Title: Coping with uncertainty: Nutrient deficiencies motivate insect migration at a cost to immunity Authors
|Lorch, Patrick -|
Submitted to: Integrative & Comparative Biology
Publication Type: Peer Reviewed Journal
Publication Acceptance Date: April 10, 2013
Publication Date: N/A
Interpretive Summary: Mormon crickets in search of nutrients form migratory bands in rangeland of the western U.S. Because the Mormon crickets are nutrient-deprived and expending energy in migration, we predicted that their immune systems might also be compromised. We have found that migrants deficient in proteins have less phenoloxidase activity, which might compromise their ability to defend themselves against pathogenic fungi. We have also found that migrants deficient in carbohydrates have less anti-bacterial activity.

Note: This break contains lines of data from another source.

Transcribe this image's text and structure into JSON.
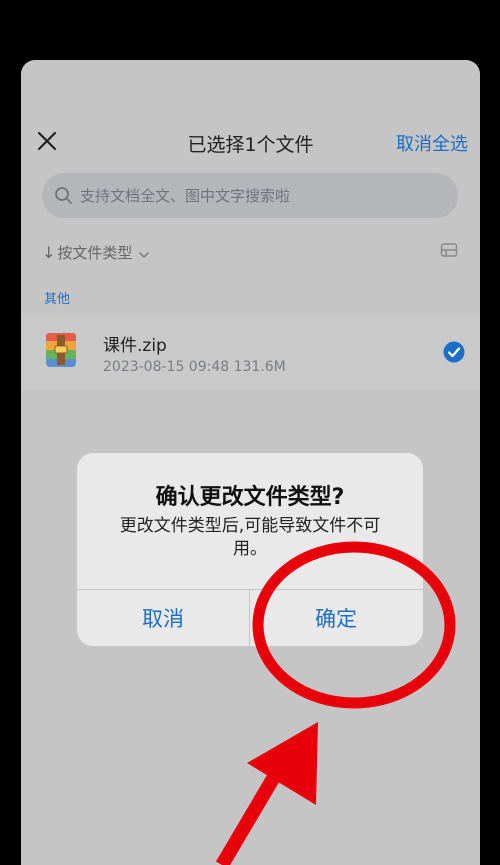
{
  "header": {
    "title": "已选择1个文件",
    "cancel_all_label": "取消全选"
  },
  "search": {
    "placeholder": "支持文档全文、图中文字搜索啦"
  },
  "sort": {
    "arrow": "↓",
    "label": "按文件类型"
  },
  "section": {
    "label": "其他"
  },
  "file": {
    "name": "课件.zip",
    "meta": "2023-08-15 09:48   131.6M",
    "selected": true
  },
  "dialog": {
    "title": "确认更改文件类型?",
    "message": "更改文件类型后,可能导致文件不可用。",
    "cancel_label": "取消",
    "confirm_label": "确定"
  },
  "colors": {
    "accent": "#1b6fc7",
    "annotation_red": "#e8000b"
  },
  "icons": {
    "close": "close-icon",
    "search": "search-icon",
    "chevron": "chevron-down-icon",
    "view": "view-toggle-icon",
    "file": "archive-file-icon",
    "check": "checkmark-icon"
  }
}
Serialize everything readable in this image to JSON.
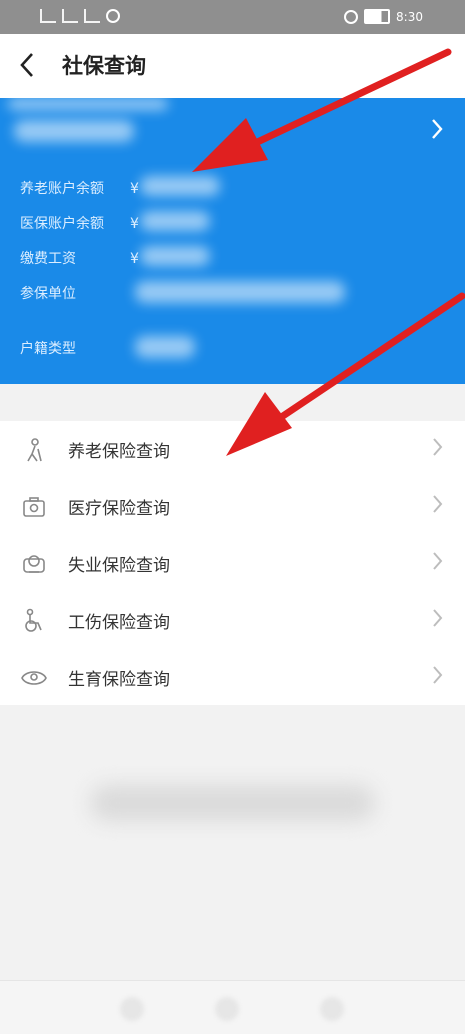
{
  "status_bar": {
    "time": "8:30"
  },
  "header": {
    "back_icon": "back-chevron-icon",
    "title": "社保查询"
  },
  "info_card": {
    "background": "#1a8ae8",
    "rows": [
      {
        "label": "养老账户余额",
        "prefix": "¥"
      },
      {
        "label": "医保账户余额",
        "prefix": "¥"
      },
      {
        "label": "缴费工资",
        "prefix": "¥"
      },
      {
        "label": "参保单位",
        "prefix": ""
      },
      {
        "label": "户籍类型",
        "prefix": ""
      }
    ]
  },
  "menu": {
    "items": [
      {
        "label": "养老保险查询",
        "icon": "elder-person-icon"
      },
      {
        "label": "医疗保险查询",
        "icon": "medical-camera-icon"
      },
      {
        "label": "失业保险查询",
        "icon": "unemployment-icon"
      },
      {
        "label": "工伤保险查询",
        "icon": "wheelchair-icon"
      },
      {
        "label": "生育保险查询",
        "icon": "maternity-icon"
      }
    ]
  },
  "annotations": {
    "arrow_color": "#e02020"
  }
}
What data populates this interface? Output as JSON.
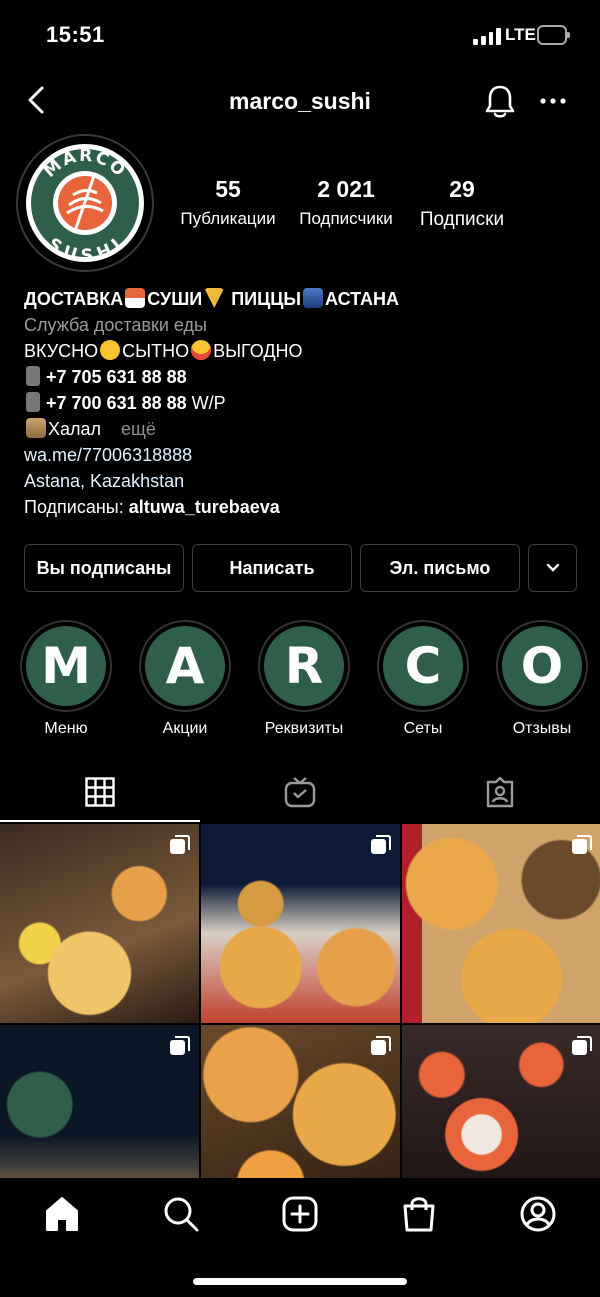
{
  "status_bar": {
    "time": "15:51",
    "network": "LTE"
  },
  "header": {
    "username": "marco_sushi"
  },
  "profile": {
    "logo_top": "MARCO",
    "logo_bottom": "SUSHI",
    "stats": [
      {
        "value": "55",
        "label": "Публикации"
      },
      {
        "value": "2 021",
        "label": "Подписчики"
      },
      {
        "value": "29",
        "label": "Подписки"
      }
    ]
  },
  "bio": {
    "line1_a": "ДОСТАВКА",
    "line1_b": "СУШИ",
    "line1_c": " ПИЦЦЫ",
    "line1_d": "АСТАНА",
    "category": "Служба доставки еды",
    "line3_a": "ВКУСНО",
    "line3_b": "СЫТНО",
    "line3_c": "ВЫГОДНО",
    "phone1": "+7 705 631 88 88",
    "phone2": "+7 700 631 88 88",
    "phone2_suffix": " W/P",
    "halal": "Халал",
    "more": "ещё",
    "link": "wa.me/77006318888",
    "location": "Astana, Kazakhstan",
    "followed_by_label": "Подписаны: ",
    "followed_by_user": "altuwa_turebaeva"
  },
  "buttons": {
    "following": "Вы подписаны",
    "message": "Написать",
    "email": "Эл. письмо"
  },
  "highlights": [
    {
      "letter": "M",
      "label": "Меню"
    },
    {
      "letter": "A",
      "label": "Акции"
    },
    {
      "letter": "R",
      "label": "Реквизиты"
    },
    {
      "letter": "C",
      "label": "Сеты"
    },
    {
      "letter": "O",
      "label": "Отзывы"
    }
  ],
  "tabs": [
    "grid-icon",
    "igtv-icon",
    "tagged-icon"
  ],
  "colors": {
    "highlight_green": "#2f5f4b",
    "logo_orange": "#e8643a"
  }
}
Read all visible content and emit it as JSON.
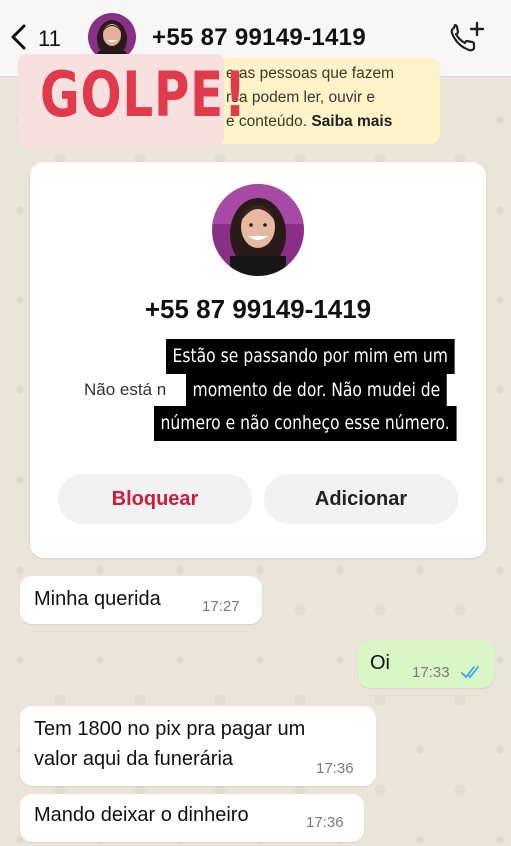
{
  "header": {
    "back_count": "11",
    "contact_number": "+55 87 99149-1419",
    "icons": {
      "back": "chevron-left-icon",
      "call": "phone-add-icon",
      "avatar": "avatar"
    }
  },
  "notice": {
    "text_lines": "e as pessoas que fazem\nrsa podem ler, ouvir e\ne conteúdo. ",
    "link": "Saiba mais"
  },
  "overlay_stamp": "GOLPE!",
  "card": {
    "number": "+55 87 99149-1419",
    "status_partial": "Não está n",
    "block_label": "Bloquear",
    "add_label": "Adicionar"
  },
  "caption": {
    "line1": "Estão se passando por mim em um",
    "line2": "momento de dor. Não mudei de",
    "line3": "número e não conheço esse número."
  },
  "messages": [
    {
      "direction": "in",
      "text": "Minha querida",
      "time": "17:27"
    },
    {
      "direction": "out",
      "text": "Oi",
      "time": "17:33",
      "status": "read"
    },
    {
      "direction": "in",
      "text": "Tem 1800 no pix pra pagar um\nvalor aqui da funerária",
      "time": "17:36"
    },
    {
      "direction": "in",
      "text": "Mando deixar o dinheiro",
      "time": "17:36"
    }
  ],
  "colors": {
    "block": "#c81d3e",
    "stamp": "#e23a4d",
    "outgoing_bubble": "#d9f6c6",
    "read_ticks": "#3aa7e8"
  }
}
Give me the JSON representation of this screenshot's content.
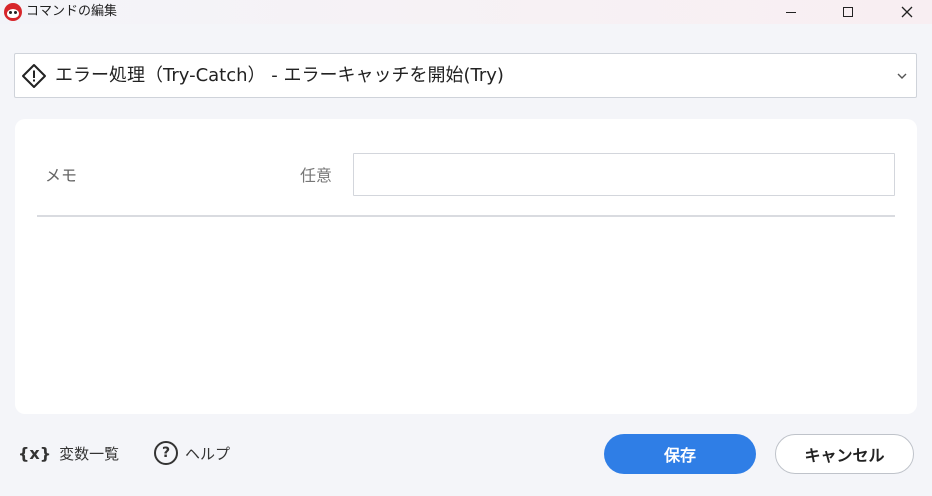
{
  "window": {
    "title": "コマンドの編集",
    "icon": "app-mascot-icon",
    "controls": [
      "minimize",
      "maximize",
      "close"
    ]
  },
  "command": {
    "icon": "warning-diamond-icon",
    "label": "エラー処理（Try-Catch） - エラーキャッチを開始(Try)"
  },
  "form": {
    "memo_label": "メモ",
    "optional_label": "任意",
    "memo_value": "",
    "memo_placeholder": ""
  },
  "footer": {
    "vars_icon": "{x}",
    "vars_label": "変数一覧",
    "help_icon": "?",
    "help_label": "ヘルプ",
    "save_label": "保存",
    "cancel_label": "キャンセル"
  },
  "colors": {
    "primary": "#2f7ee6",
    "background": "#f4f5f9",
    "panel": "#ffffff"
  }
}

We hypothesize a direct compromise between migratory and anti-bacterial activity mediated by a protein that functions in lipid transport on the one hand and immune activity on the other. Here we report that the bands from Nevada lacked carbohydrates in their diet, confirming previous findings that resource limitation spurs migration. Mormon crickets fed carbohydrates did not migrate as far as those fed proteins, and those fed carbohydrates increased their anti-bacterial activity, supporting the hypothesis of a direct compromise between movement and immunity. The anti-bacterial activity of captive insects was not affected by the diet treatments, which also supports the hypothesis that movement and immunity are in conflict. Movement is rarely incorporated into studies of immune function, and so results of pathogenic studies obtained in confinement may not reflect efficacy in the field. We also extend these results to suggest that environmental unpredictability in protein and carbohydrate resources will make many insect populations fluctuate between a protein-deficient state that might be more susceptible to pathogenic fungi to a carbohydrate-deficient state that is more susceptible to bacteria.
Technical Abstract: Migration is often associated with movement away from areas with depleted nutrients or other resources, and yet migration itself is energetically demanding. Migrating Mormon crickets Anabrus simplex (Orthoptera: Tettigoniidae) lack nutrients, and supplementation of deficient nutrients slows migratory movements and enhances specific aspects of their immune systems. Migrants deficient in proteins have less spontaneous phenoloxidase (PO) activity, whereas those deficient in carbohydrates have less anti-bacterial titers with a proposed compromise between migratory and anti-bacterial activities. To investigate the relationship between diet, movement, and immunity further, we removed Mormon crickets from a migratory band and offered each cricket one of five diet treatments: high protein, high carbohydrate, equal weight proteins and carbohydrates (P+C), vitamins only, or water only for one hour. We then attached a radio, returned each to the migratory band, and recaptured them 18-24 h later. Mormon crickets fed protein moved the furthest, those without diet or only vitamins moved less, and those fed carbohydrates or P+C moved the least. Standard intake trials also indicated that the Mormon crickets were deficient in carbohydrates. Consistent with a previous study, anti-bacterial activity was greatest in those fed carbohydrates, and there was no difference between those fed water, protein, or P+C. Crickets were removed from the same migratory band and fed one of four diet treatments: high P, high C, P+C, or vitamins only, for 1 h. Then the crickets were held in captivity with water only for 4 or 24 h before blood was drawn. Immunity measures did not differ between draw times. Diet treatments had no effect on anti-bacterial activity of captive Mormon crickets, whereas total PO was greater in those fed protein. These results support the hypothesis of a direct compromise between migratory and anti-bacterial activities, whereas PO is compromised by poor protein nutrition independent of migratory activities. We discuss the potential effects of climate on nutritional deficits and susceptibility to different pathogens.